Items from a data source
- Opening Delimiter -

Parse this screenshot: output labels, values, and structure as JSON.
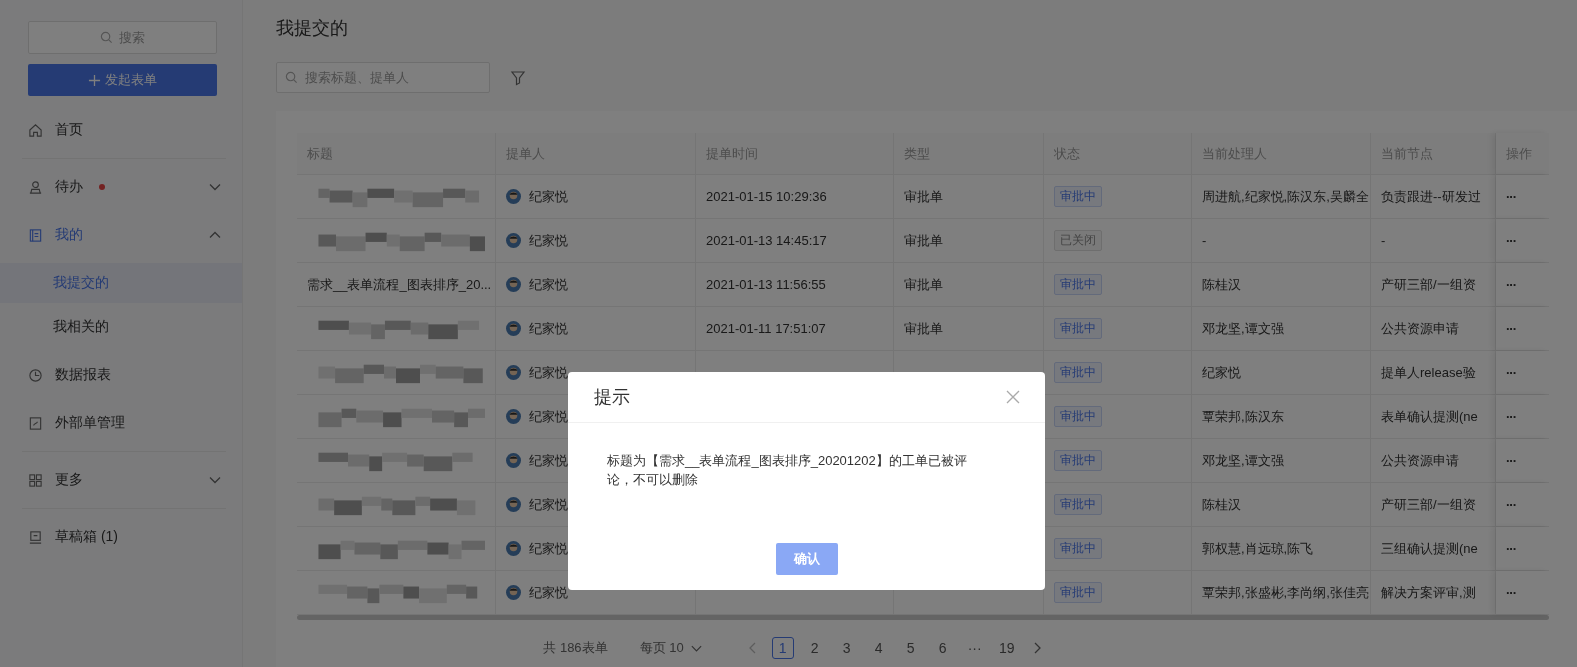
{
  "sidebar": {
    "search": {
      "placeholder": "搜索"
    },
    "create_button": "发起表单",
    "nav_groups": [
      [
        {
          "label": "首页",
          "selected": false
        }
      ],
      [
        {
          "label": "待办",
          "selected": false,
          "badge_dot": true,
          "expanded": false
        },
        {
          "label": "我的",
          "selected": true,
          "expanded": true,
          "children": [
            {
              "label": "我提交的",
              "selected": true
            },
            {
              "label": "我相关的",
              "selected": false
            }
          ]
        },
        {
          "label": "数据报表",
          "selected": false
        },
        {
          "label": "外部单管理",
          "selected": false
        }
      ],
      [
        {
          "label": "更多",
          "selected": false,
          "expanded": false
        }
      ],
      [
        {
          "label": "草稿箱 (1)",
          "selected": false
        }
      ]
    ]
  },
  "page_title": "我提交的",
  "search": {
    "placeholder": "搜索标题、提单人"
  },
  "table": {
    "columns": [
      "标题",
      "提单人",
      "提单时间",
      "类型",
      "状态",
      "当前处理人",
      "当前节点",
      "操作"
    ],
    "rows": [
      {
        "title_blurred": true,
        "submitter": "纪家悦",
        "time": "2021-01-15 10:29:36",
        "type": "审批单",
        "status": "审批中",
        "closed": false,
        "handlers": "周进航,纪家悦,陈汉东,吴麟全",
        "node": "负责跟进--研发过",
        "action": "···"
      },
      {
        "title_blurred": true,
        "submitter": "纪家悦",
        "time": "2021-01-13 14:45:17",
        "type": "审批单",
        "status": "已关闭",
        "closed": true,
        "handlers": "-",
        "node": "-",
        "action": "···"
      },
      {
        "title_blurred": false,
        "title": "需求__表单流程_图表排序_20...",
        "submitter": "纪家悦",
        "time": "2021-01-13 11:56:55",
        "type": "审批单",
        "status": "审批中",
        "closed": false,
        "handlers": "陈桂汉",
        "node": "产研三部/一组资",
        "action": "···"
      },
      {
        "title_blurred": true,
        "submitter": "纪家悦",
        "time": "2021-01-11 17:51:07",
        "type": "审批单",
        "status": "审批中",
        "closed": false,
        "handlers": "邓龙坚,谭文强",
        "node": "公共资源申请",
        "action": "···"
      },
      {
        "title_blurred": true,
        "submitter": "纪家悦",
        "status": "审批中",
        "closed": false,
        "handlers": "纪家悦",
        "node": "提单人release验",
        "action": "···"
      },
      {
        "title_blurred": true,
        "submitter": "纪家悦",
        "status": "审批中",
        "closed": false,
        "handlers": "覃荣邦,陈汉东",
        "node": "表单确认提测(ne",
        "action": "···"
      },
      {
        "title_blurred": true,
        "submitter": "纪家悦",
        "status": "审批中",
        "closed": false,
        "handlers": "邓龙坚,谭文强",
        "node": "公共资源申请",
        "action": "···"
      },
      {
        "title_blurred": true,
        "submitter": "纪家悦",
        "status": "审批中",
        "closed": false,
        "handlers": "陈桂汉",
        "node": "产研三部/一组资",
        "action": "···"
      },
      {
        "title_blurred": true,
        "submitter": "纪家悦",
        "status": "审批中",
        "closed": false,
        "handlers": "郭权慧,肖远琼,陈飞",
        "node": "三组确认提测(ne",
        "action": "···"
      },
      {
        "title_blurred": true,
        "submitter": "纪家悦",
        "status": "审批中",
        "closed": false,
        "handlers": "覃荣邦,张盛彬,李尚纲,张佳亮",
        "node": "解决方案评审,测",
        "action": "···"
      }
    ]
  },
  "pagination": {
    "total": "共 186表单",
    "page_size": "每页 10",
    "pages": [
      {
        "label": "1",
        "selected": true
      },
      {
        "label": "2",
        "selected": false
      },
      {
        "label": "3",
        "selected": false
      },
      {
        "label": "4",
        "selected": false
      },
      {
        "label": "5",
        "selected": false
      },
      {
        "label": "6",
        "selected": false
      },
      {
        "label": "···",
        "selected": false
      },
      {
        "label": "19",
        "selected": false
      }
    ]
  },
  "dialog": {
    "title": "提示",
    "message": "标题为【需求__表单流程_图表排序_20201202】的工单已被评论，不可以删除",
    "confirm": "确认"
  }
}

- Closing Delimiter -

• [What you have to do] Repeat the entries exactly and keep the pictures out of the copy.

• [Task output]
Parse this screenshot: output labels, values, and structure as JSON.
{
  "sidebar": {
    "search": {
      "placeholder": "搜索"
    },
    "create_button": "发起表单",
    "nav_groups": [
      [
        {
          "label": "首页",
          "selected": false
        }
      ],
      [
        {
          "label": "待办",
          "selected": false,
          "badge_dot": true,
          "expanded": false
        },
        {
          "label": "我的",
          "selected": true,
          "expanded": true,
          "children": [
            {
              "label": "我提交的",
              "selected": true
            },
            {
              "label": "我相关的",
              "selected": false
            }
          ]
        },
        {
          "label": "数据报表",
          "selected": false
        },
        {
          "label": "外部单管理",
          "selected": false
        }
      ],
      [
        {
          "label": "更多",
          "selected": false,
          "expanded": false
        }
      ],
      [
        {
          "label": "草稿箱 (1)",
          "selected": false
        }
      ]
    ]
  },
  "page_title": "我提交的",
  "search": {
    "placeholder": "搜索标题、提单人"
  },
  "table": {
    "columns": [
      "标题",
      "提单人",
      "提单时间",
      "类型",
      "状态",
      "当前处理人",
      "当前节点",
      "操作"
    ],
    "rows": [
      {
        "title_blurred": true,
        "submitter": "纪家悦",
        "time": "2021-01-15 10:29:36",
        "type": "审批单",
        "status": "审批中",
        "closed": false,
        "handlers": "周进航,纪家悦,陈汉东,吴麟全",
        "node": "负责跟进--研发过",
        "action": "···"
      },
      {
        "title_blurred": true,
        "submitter": "纪家悦",
        "time": "2021-01-13 14:45:17",
        "type": "审批单",
        "status": "已关闭",
        "closed": true,
        "handlers": "-",
        "node": "-",
        "action": "···"
      },
      {
        "title_blurred": false,
        "title": "需求__表单流程_图表排序_20...",
        "submitter": "纪家悦",
        "time": "2021-01-13 11:56:55",
        "type": "审批单",
        "status": "审批中",
        "closed": false,
        "handlers": "陈桂汉",
        "node": "产研三部/一组资",
        "action": "···"
      },
      {
        "title_blurred": true,
        "submitter": "纪家悦",
        "time": "2021-01-11 17:51:07",
        "type": "审批单",
        "status": "审批中",
        "closed": false,
        "handlers": "邓龙坚,谭文强",
        "node": "公共资源申请",
        "action": "···"
      },
      {
        "title_blurred": true,
        "submitter": "纪家悦",
        "status": "审批中",
        "closed": false,
        "handlers": "纪家悦",
        "node": "提单人release验",
        "action": "···"
      },
      {
        "title_blurred": true,
        "submitter": "纪家悦",
        "status": "审批中",
        "closed": false,
        "handlers": "覃荣邦,陈汉东",
        "node": "表单确认提测(ne",
        "action": "···"
      },
      {
        "title_blurred": true,
        "submitter": "纪家悦",
        "status": "审批中",
        "closed": false,
        "handlers": "邓龙坚,谭文强",
        "node": "公共资源申请",
        "action": "···"
      },
      {
        "title_blurred": true,
        "submitter": "纪家悦",
        "status": "审批中",
        "closed": false,
        "handlers": "陈桂汉",
        "node": "产研三部/一组资",
        "action": "···"
      },
      {
        "title_blurred": true,
        "submitter": "纪家悦",
        "status": "审批中",
        "closed": false,
        "handlers": "郭权慧,肖远琼,陈飞",
        "node": "三组确认提测(ne",
        "action": "···"
      },
      {
        "title_blurred": true,
        "submitter": "纪家悦",
        "status": "审批中",
        "closed": false,
        "handlers": "覃荣邦,张盛彬,李尚纲,张佳亮",
        "node": "解决方案评审,测",
        "action": "···"
      }
    ]
  },
  "pagination": {
    "total": "共 186表单",
    "page_size": "每页 10",
    "pages": [
      {
        "label": "1",
        "selected": true
      },
      {
        "label": "2",
        "selected": false
      },
      {
        "label": "3",
        "selected": false
      },
      {
        "label": "4",
        "selected": false
      },
      {
        "label": "5",
        "selected": false
      },
      {
        "label": "6",
        "selected": false
      },
      {
        "label": "···",
        "selected": false
      },
      {
        "label": "19",
        "selected": false
      }
    ]
  },
  "dialog": {
    "title": "提示",
    "message": "标题为【需求__表单流程_图表排序_20201202】的工单已被评论，不可以删除",
    "confirm": "确认"
  }
}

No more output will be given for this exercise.